Type: Research Article
ISSN: 1933-5415

Keywords

Article
Publication date: 1 October 2005

Peter Murray and Maree Moses

The purpose of this paper is to provide a greater understanding of the role of team learning by examining the link between team centrality and organisational learning.

3723

Abstract

Purpose

The purpose of this paper is to provide a greater understanding of the role of team learning by examining the link between team centrality and organisational learning.

Design/methodology/approach

This paper is a conceptual paper that examines a range of literature related to team learning. It is the first paper in a series of three. The final paper examines the propositions developed in this and a subsequent paper by exploring team learning in over 30 large companies across a range of industries. Team processes are all but defined by pre‐existing organisational processes. At one extreme, they are directive and driven. At another, they are dynamic and fluid and underlie a degree of self‐managed activity. Team processes accordingly are potentially dynamic or rather basic depending on the level of structured or unstructured activity. The paper suggests that potentially dynamic teams are those that display superior learning routines that are embodied within each team's processes. This paper contends that team learning is a centrally located variable within organisational learning processes.

Findings

To date, team characteristics, team building, and team structures have been the focus of much research, but team learning routines have been underplayed in the team's literature. Teams are central in the organisational learning process.

Practical implications

This paper establishes the theoretical underpinning for a final paper that will make significant recommendations. There are practical implications, however, of various links across the themes, particularly the centrality of the team in the learning process.

Originality/value

This paper is a highly valuable due to very little research being completed to date on this topic.

Details

Management Decision, vol. 43 no. 9
Type: Research Article
ISSN: 0025-1747

Keywords

Content available
162

Abstract

Details

Library Hi Tech News, vol. 18 no. 8
Type: Research Article
ISSN: 0741-9058

Article
Publication date: 6 March 2009

Peter A. Murray, Jawad Syed and Zeynep Roberts

The purpose of this paper is to understand why structures of learning underpin the creation of competencies that allow firms to compete more successfully in dynamic…

1786

Abstract

Purpose

The purpose of this paper is to understand why structures of learning underpin the creation of competencies that allow firms to compete more successfully in dynamic markets. The paper seeks to challenge the idea that, in the absence of learning, capabilities are the main source of competitive advantage.

Design/methodology/approach

First, the paper discusses the relationships between competencies, learning, and dynamic markets.

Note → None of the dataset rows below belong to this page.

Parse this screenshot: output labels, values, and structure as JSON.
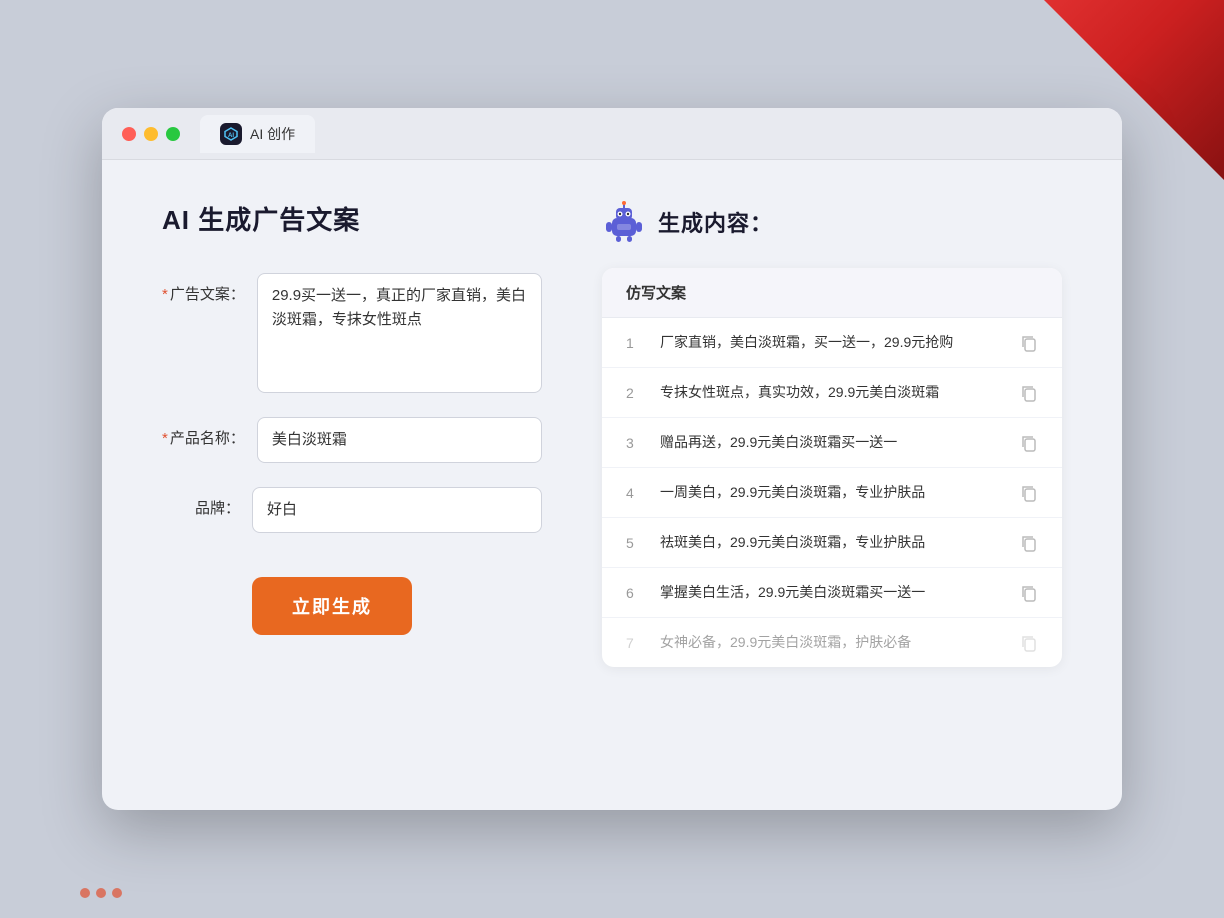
{
  "background": {
    "color": "#c8cdd8"
  },
  "browser": {
    "tab_icon_text": "AI",
    "tab_label": "AI 创作"
  },
  "left_panel": {
    "page_title": "AI 生成广告文案",
    "form": {
      "ad_copy_label": "广告文案：",
      "ad_copy_required": true,
      "ad_copy_value": "29.9买一送一，真正的厂家直销，美白淡斑霜，专抹女性斑点",
      "product_name_label": "产品名称：",
      "product_name_required": true,
      "product_name_value": "美白淡斑霜",
      "brand_label": "品牌：",
      "brand_required": false,
      "brand_value": "好白"
    },
    "generate_button": "立即生成"
  },
  "right_panel": {
    "title": "生成内容：",
    "table_header": "仿写文案",
    "results": [
      {
        "num": "1",
        "text": "厂家直销，美白淡斑霜，买一送一，29.9元抢购",
        "faded": false
      },
      {
        "num": "2",
        "text": "专抹女性斑点，真实功效，29.9元美白淡斑霜",
        "faded": false
      },
      {
        "num": "3",
        "text": "赠品再送，29.9元美白淡斑霜买一送一",
        "faded": false
      },
      {
        "num": "4",
        "text": "一周美白，29.9元美白淡斑霜，专业护肤品",
        "faded": false
      },
      {
        "num": "5",
        "text": "祛斑美白，29.9元美白淡斑霜，专业护肤品",
        "faded": false
      },
      {
        "num": "6",
        "text": "掌握美白生活，29.9元美白淡斑霜买一送一",
        "faded": false
      },
      {
        "num": "7",
        "text": "女神必备，29.9元美白淡斑霜，护肤必备",
        "faded": true
      }
    ]
  }
}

Second, a preliminary analysis is conducted of the learning routines of 118 top sales managers. The results are compared with three different structures of learning, allowing conclusions to be drawn about learning in dynamic markets.

Findings

The study illustrates that a number of dynamic learning routines are not evident in the sales environments of dynamic markets. The findings suggest that firms are not well placed to renew routines from inside‐out and to respond to market dynamics. The patterns of integration among individuals and groups, however, seem to be well represented, reflecting higher‐level learning routines.

Research limitations/implications

The empirical findings offered here are of a preliminary nature. Future researchers might usefully apply the typology of learning structures to examine in more detail the empirical links established. Studies might also examine organisational learning in a variety of industrial and consumer‐based contexts.

Originality/value

The idea that learning structures (rather than capabilities themselves) are the basis of competencies that enable a firm to better respond to dynamic markets is a useful and novel approach.

Details

Management Decision, vol. 47 no. 2
Type: Research Article
ISSN: 0025-1747

Keywords

1 – 10 of over 2000